If the University of California is to regain public trust, it must immediately launch sweeping reforms to overhaul how it compensates its senior executives, according to a highly critical report released Thursday.
In the strongly worded document, a task force of business, academic and media leaders described the public university's current approach to compensation matters as "wholly unacceptable."
The report urged UC administrators and regents toward a "sea change" in policy and practice, as well as toward reforming a university culture long accustomed, it said, to using exceptions to circumvent policies.
There also must be consequences for recent problems and findings of apparent wrongdoing -- and those "must be consequential" -- the panel wrote. The 48-page report was presented to UC's governing board in a special meeting held by teleconference, with regents gathered at various sites, including half a dozen at UCLA.
For the last six months, UC leaders have been under fire from legislators, faculty members and the public after media reports that the university system has given millions in bonuses, housing allowances and other perks in recent years to top administrators, even as it raised student fees and cut other costs. Many of the benefits were not initially disclosed, to the regents or the public.
The disclosures have prompted legislative hearings and numerous investigations, including two audits expected in May and a separate, 10-year audit requested by the regents. That report, by PricewaterhouseCoopers, is expected to examine compensation and benefits for about 60 current and former UC executives and will be delivered to the regents at a special April 24 meeting.
The regents could take action on the task force report at their next regular meeting in May, according to regents Chairman Gerald L. Parsky, who appointed the panel in December.
Former Assembly Speaker Bob Hertzberg, co-chairman of the nine-member task force, said Thursday that its findings were especially troubling in light of a similar controversy in the early 1990s, when UC was criticized for excessive compensation of departing executives.
"At least some of the current problems would not have occurred, we believe, if the university had followed policies" developed then, Hertzberg said.
At UCLA, UC President Robert C. Dynes listened quietly Thursday, his face sober, as Hertzberg and his co-chairwoman, Regent Joanne C. Kozberg, outlined the report's findings and recommendations over a speakerphone.
Dynes left the meeting without comment but later issued a statement saying he considered the report a "good road map" for overhauling UC's troubled compensation system.
Overall, the task force criticized UC leaders for long-standing inadequate oversight of compensation, and it found that the university historically has granted so many exceptions to its own policies as to render them largely ineffective.

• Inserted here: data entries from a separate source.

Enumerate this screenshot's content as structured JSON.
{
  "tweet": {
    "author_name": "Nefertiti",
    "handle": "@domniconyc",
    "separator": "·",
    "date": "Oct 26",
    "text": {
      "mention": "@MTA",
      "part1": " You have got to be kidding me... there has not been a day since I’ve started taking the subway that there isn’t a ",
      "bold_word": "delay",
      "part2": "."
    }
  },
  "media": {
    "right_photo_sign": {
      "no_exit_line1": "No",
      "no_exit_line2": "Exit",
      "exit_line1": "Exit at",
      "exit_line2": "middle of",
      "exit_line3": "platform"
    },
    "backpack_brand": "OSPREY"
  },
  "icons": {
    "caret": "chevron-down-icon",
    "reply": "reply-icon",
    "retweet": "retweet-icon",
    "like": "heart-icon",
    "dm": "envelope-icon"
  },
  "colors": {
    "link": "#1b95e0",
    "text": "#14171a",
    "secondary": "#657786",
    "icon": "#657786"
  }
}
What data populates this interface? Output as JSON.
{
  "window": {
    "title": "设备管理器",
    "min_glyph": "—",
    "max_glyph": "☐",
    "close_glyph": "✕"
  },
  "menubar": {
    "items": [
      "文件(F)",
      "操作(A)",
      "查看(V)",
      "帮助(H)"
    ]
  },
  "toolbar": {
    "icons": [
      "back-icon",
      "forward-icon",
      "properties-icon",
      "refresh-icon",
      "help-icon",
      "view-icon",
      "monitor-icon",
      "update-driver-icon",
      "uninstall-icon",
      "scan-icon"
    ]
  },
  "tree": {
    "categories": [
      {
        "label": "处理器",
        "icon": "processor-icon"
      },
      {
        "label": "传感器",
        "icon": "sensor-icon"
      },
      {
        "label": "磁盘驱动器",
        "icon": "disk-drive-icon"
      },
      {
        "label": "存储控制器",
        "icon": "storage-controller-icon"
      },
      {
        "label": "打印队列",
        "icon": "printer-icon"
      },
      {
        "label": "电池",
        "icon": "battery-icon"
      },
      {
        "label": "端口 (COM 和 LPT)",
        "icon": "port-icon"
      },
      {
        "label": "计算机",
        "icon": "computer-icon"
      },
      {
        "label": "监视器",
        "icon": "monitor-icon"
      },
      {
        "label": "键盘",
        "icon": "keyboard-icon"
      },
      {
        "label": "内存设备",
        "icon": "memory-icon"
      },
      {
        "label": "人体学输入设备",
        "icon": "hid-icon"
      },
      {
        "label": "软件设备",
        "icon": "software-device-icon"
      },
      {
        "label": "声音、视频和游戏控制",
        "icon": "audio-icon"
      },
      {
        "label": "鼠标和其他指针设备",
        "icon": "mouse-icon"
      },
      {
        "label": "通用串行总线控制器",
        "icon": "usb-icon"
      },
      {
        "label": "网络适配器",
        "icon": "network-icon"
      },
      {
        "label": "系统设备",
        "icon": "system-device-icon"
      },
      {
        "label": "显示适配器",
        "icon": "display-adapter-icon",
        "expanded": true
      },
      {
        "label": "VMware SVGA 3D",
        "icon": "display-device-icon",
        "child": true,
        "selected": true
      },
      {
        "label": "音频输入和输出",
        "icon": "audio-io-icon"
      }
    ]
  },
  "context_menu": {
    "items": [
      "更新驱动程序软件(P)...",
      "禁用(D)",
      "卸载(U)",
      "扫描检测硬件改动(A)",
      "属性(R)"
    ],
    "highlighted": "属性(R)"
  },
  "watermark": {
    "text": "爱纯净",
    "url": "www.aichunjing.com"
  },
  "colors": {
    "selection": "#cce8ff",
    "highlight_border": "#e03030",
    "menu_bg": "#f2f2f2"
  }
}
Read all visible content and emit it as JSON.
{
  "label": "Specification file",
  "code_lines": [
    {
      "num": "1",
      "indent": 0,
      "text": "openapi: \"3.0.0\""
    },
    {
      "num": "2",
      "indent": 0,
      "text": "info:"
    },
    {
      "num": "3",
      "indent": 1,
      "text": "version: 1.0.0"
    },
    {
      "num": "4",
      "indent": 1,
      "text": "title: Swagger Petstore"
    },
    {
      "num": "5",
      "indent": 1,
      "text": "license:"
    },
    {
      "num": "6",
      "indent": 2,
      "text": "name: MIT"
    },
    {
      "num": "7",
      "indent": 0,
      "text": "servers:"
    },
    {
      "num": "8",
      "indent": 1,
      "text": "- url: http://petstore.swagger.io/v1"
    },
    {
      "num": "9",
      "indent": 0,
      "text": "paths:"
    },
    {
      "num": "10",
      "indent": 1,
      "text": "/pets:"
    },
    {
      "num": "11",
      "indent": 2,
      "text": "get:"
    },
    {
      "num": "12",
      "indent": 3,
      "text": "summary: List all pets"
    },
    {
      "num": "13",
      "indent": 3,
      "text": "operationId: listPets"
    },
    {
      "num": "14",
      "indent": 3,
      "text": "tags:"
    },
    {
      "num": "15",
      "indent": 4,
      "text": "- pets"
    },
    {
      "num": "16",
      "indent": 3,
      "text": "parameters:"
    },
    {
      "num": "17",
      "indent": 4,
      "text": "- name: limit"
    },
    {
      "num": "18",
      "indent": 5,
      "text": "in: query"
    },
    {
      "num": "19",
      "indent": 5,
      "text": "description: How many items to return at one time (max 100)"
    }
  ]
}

The report detailed frequent failures by UC administrators to follow existing rules related to compensation, including failing repeatedly to inform regents about the total compensation packages provided to senior managers. But it also found that the relevant policies were confusing, overlapping and sometimes conflicting, making them difficult to follow even for those so inclined.
It found an antiquated, decentralized system of keeping records related to compensation, with UC's 10 campuses, five medical centers and three national laboratories often using different terms to describe stipends, for instance.
That kind of confusion, according to the report, "contributed to an impression that rules and regulations are being deliberately manipulated."
The task force made 21 recommendations, calling for clearer lines of authority for compensation decisions and exceptions, and for stronger enforcement mechanisms, including policies that include specific consequences for violations, ranging from reprimands to dismissals.
The report also urged the regents to adopt tighter limits on senior administrators' service on outside boards and on paid administrative leaves for departing chancellors and others. Among the cases that have drawn criticism is the decision by Dynes to grant former UC provost M.R.C. Greenwood a year's leave at her $300,000-a-year salary after she resigned during a conflict-ofinterest investigation.
Most regents who spoke during the meeting praised the report, but at least one was not satisfied. Regent Frederick Ruiz said the language was not strong enough. "People need to understand that in the business world, people go to jail over this kind of stuff," he said. "It's serious."
The panel's other members are former state Sen. Dede Alpert of San Diego; former University of Michigan President James J. Duderstadt; B. Kipling Hagopian, managing partner of Apple Oaks Partners, an investment firm; Jay T. Harris, USC professor and former San Jose Mercury News publisher; Regent Monica C. Lozano, publisher of La Opinion newspaper; James E. Morley Jr., president and chief executive of the National Assn. of College and University Business Officers; and John B. Oakley, a UC Davis law professor and chairman of UC's systemwide Academic Senate.